How did the Fulbright experience help your professional development and career?
In 2018, the two came together and I traveled to Singapore to study the social and emotional curriculum they embed in secondary schools while taking a class in linguistics for education at Nanyang Technological University. The academic experience was top-notch, and I used the time and research to create a 45-hour course for teachers back in Portland Public Schools. I also incorporated some strategies in my work with middle school students until leaving the classroom after being elected president of the Portland Education Association last year, a full-time release position.
What were your favorite experiences in Singapore?
I loved being in Singapore, and miss my daily breakfast of nasi lemak and kopi o kosong with an almost palpable yearning.

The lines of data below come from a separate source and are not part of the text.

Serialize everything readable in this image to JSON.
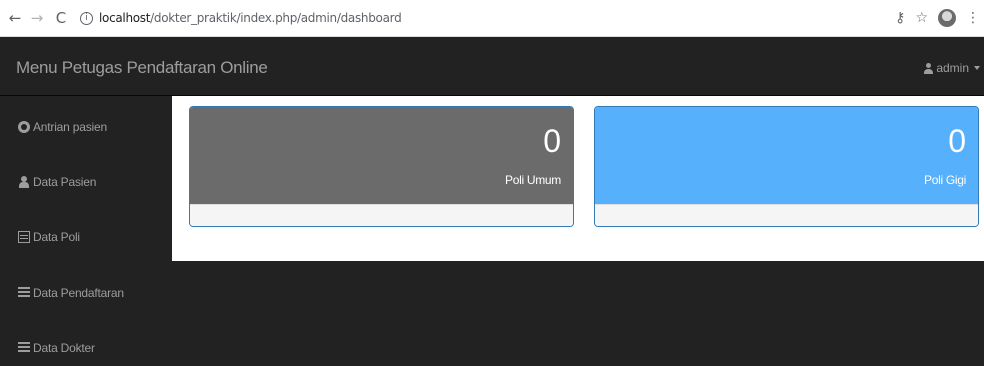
{
  "browser": {
    "url_host": "localhost",
    "url_path": "/dokter_praktik/index.php/admin/dashboard"
  },
  "navbar": {
    "brand": "Menu Petugas Pendaftaran Online",
    "user_label": "admin"
  },
  "sidebar": {
    "items": [
      {
        "label": "Antrian pasien",
        "icon": "dashboard-icon"
      },
      {
        "label": "Data Pasien",
        "icon": "user-icon"
      },
      {
        "label": "Data Poli",
        "icon": "book-icon"
      },
      {
        "label": "Data Pendaftaran",
        "icon": "list-icon"
      },
      {
        "label": "Data Dokter",
        "icon": "list-icon"
      }
    ]
  },
  "panels": [
    {
      "count": "0",
      "label": "Poli Umum",
      "color": "#6b6b6b"
    },
    {
      "count": "0",
      "label": "Poli Gigi",
      "color": "#56b0fc"
    }
  ]
}
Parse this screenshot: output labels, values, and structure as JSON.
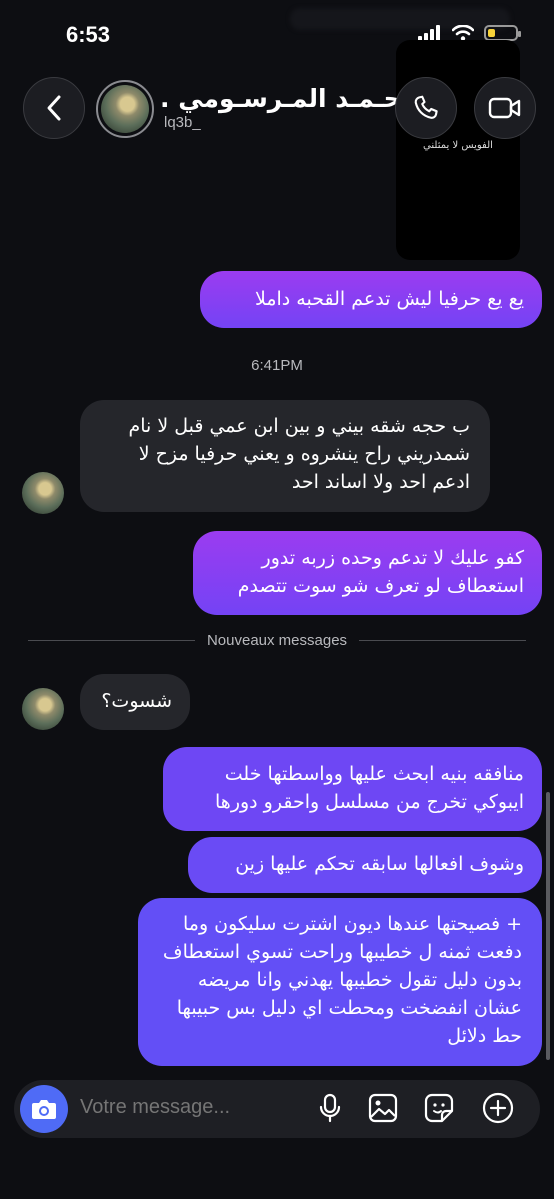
{
  "status_bar": {
    "time": "6:53"
  },
  "header": {
    "contact_name": "محـمـد المـرسـومي .",
    "contact_handle": "lq3b_"
  },
  "story_preview": {
    "text": "الفويس لا يمثلني"
  },
  "messages": [
    {
      "side": "sent",
      "text": "يع يع حرفيا ليش تدعم القحبه داملا"
    },
    {
      "type": "timestamp",
      "text": "6:41PM"
    },
    {
      "side": "received",
      "text": "ب حجه شقه بيني و بين ابن عمي قبل لا نام شمدريني راح ينشروه و يعني حرفيا مزح لا ادعم احد ولا اساند احد"
    },
    {
      "side": "sent",
      "text": "كفو عليك لا تدعم وحده زربه تدور استعطاف لو تعرف شو سوت تتصدم"
    },
    {
      "type": "divider",
      "text": "Nouveaux messages"
    },
    {
      "side": "received",
      "text": "شسوت؟"
    },
    {
      "side": "sent",
      "text": "منافقه بنيه ابحث عليها وواسطتها خلت ايبوكي تخرج من مسلسل واحقرو دورها"
    },
    {
      "side": "sent",
      "text": "وشوف افعالها سابقه تحكم عليها زين"
    },
    {
      "side": "sent",
      "text": "+ فصيحتها عندها ديون اشترت سليكون وما دفعت ثمنه ل خطيبها وراحت تسوي استعطاف بدون دليل تقول خطيبها يهدني وانا مريضه عشان انفضخت ومحطت اي دليل بس حبيبها حط دلائل"
    }
  ],
  "composer": {
    "placeholder": "Votre message..."
  },
  "icons": {
    "back": "chevron-left-icon",
    "call": "phone-icon",
    "video": "video-camera-icon",
    "camera": "camera-icon",
    "mic": "microphone-icon",
    "gallery": "image-icon",
    "sticker": "sticker-icon",
    "add": "plus-circle-icon"
  },
  "colors": {
    "sent_bubble": "#8a3ff2",
    "received_bubble": "#25262b",
    "background": "#0d0e12",
    "camera_button": "#4f6bf6"
  }
}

I could babble indefinitely about the people, art, food, and even just the gift of time to read and write, but the biggest win, for me, is the shift in understanding in how I think about the world. The ability to live inside a different cultural context made it really clear that there are just so many options in how to think about even the smallest things we do, from “what is a breakfast food?” to government housing. The world gives us a lot of choices, if we’re open to them, and that’s a bolstering that my sense of optimism needed.
What would you like to tell Mainers about the Fulbright Program?
What would I tell Mainers about the Fulbright? Go for it. Explore every option available to you, and reach out for support from a smart, savvy network of people who are ready to help.